In our last post we discussed serial financial bubbles and forked tongue syndrome at the Federal Reserve: The Fed Needs To Stop Blowing Bubbles. Along the way we asserted that abnormal sickly low interest rates are inconsistent with a normal healthy economy. Our friend JK raised the objection that the amount of debt extant is an obstacle to higher rates and that prolonged higher inflation is a prerequisite for higher interest rates.
This is a very popular argument, especially with the Federal Reserve and most of the economists cited throughout financial media lite, so let’s give it the thoughtful attention it deserves.
The key weakness is that it overlooks how the debt gets to be excessive in the first place. Debt creation is the means whereby lower interest rates create inflation. At a given price of credit, the amount of debt is more or less in dynamic equilibrium. Lowering the price makes borrowing more attractive, so more money gets lent into existence. The increased quantity of money is inflationary.
But now there is more debt. If the existence of higher debt itself is a valid rationale for lower interest rates, it quickly becomes obvious that this monetary program is a one way street. Lower rates produce higher debt which justifies lower rates … round and round we go. It is an unsustainable model on which to base monetary policy. It will end because it must.
Furthermore, debt itself represents demand for money. Once the initial inflationary impulse from the increased money supply has passed, money demand takes over. Debt represents money demand, which exerts an upward force on the value of the currency. The initial inflationary impulse leaves a deflationary hangover in its wake.
At this point this monetary policy paradigm demands further interest rate cuts to quell the deflationary residue from the last round. The effect is much like that of drug addiction … the patient adapts to the presence of the drug and then requires it just for some semblance of normality, so a higher dose is required to attain the same effect. A pattern of indefinite dose escalation is the end result, also an unsustainable situation. The policy will end because it must.

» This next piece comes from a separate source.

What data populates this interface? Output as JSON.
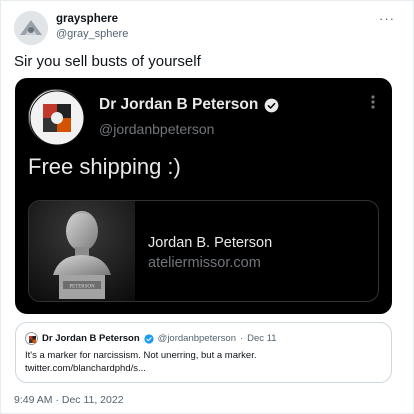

The question is then not whether it will end, but how. Through voluntary abandonment of the flawed paradigm or eventual destruction of the system it infects. We’ve already seen the process play out empirically as interest rates have been ratcheted lower over several cycles, and experienced increasingly dire consequences, most recently in 2008 and 2020.

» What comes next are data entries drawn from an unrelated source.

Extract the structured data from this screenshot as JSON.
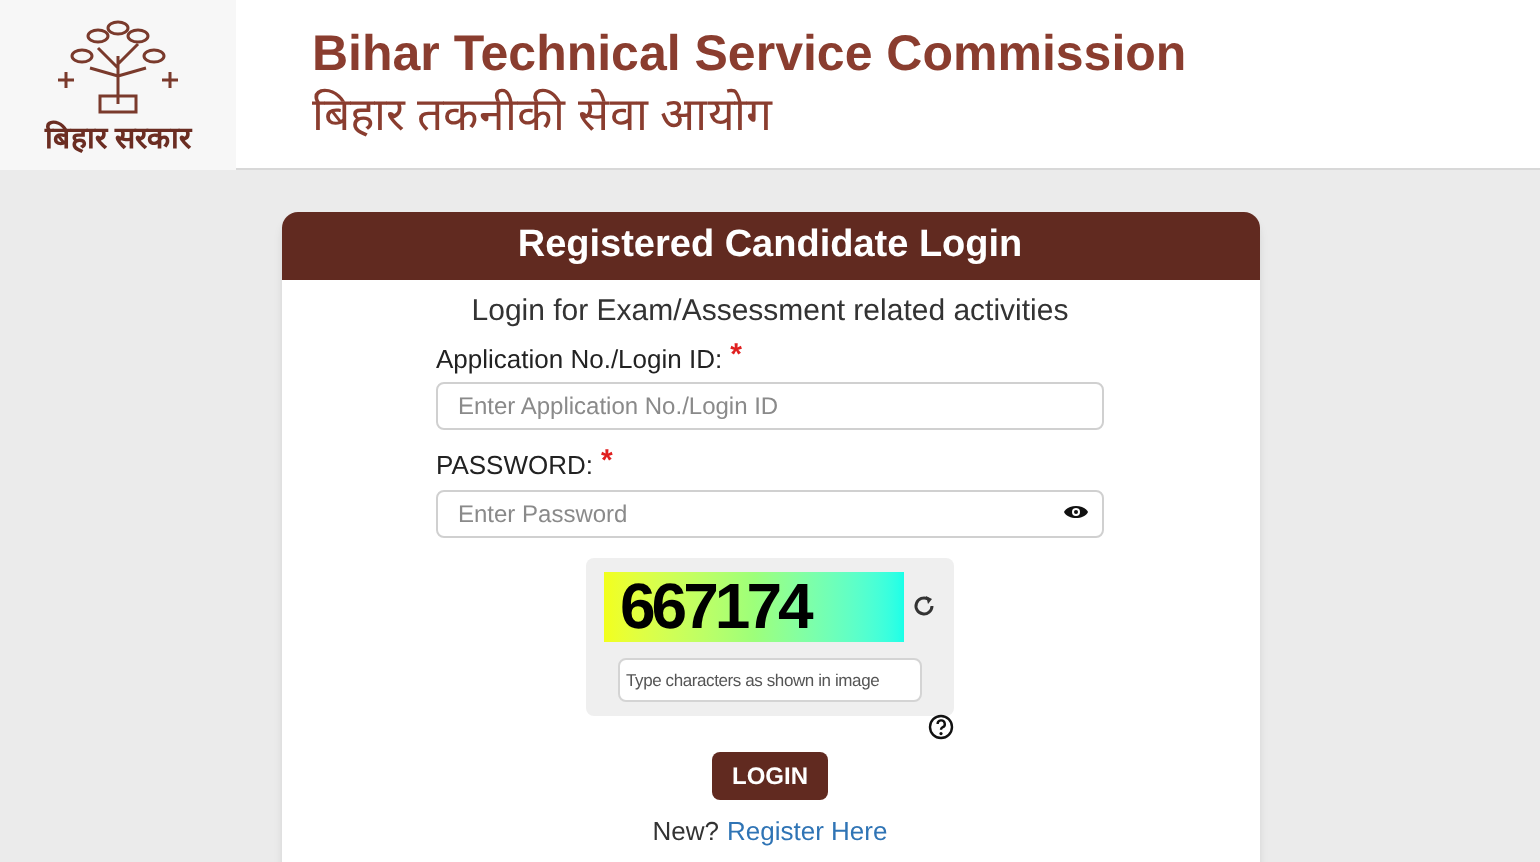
{
  "header": {
    "logo_caption": "बिहार सरकार",
    "title": "Bihar Technical Service Commission",
    "subtitle": "बिहार तकनीकी सेवा आयोग"
  },
  "login_card": {
    "title": "Registered Candidate Login",
    "subtitle": "Login for Exam/Assessment related activities",
    "fields": [
      {
        "label": "Application No./Login ID:",
        "required_mark": "*",
        "placeholder": "Enter Application No./Login ID",
        "kind": "text"
      },
      {
        "label": "PASSWORD:",
        "required_mark": "*",
        "placeholder": "Enter Password",
        "kind": "password"
      }
    ],
    "captcha": {
      "code": "667174",
      "placeholder": "Type characters as shown in image"
    },
    "login_button": "LOGIN",
    "register_prompt": "New?",
    "register_link": "Register Here"
  }
}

The only survivable way out is to abandon the defective policy. A low interest rate policy is fundamentally incapable of curing a disease caused by a low interest rate policy. The path back to economic and financial health unavoidably passes through higher interest rates.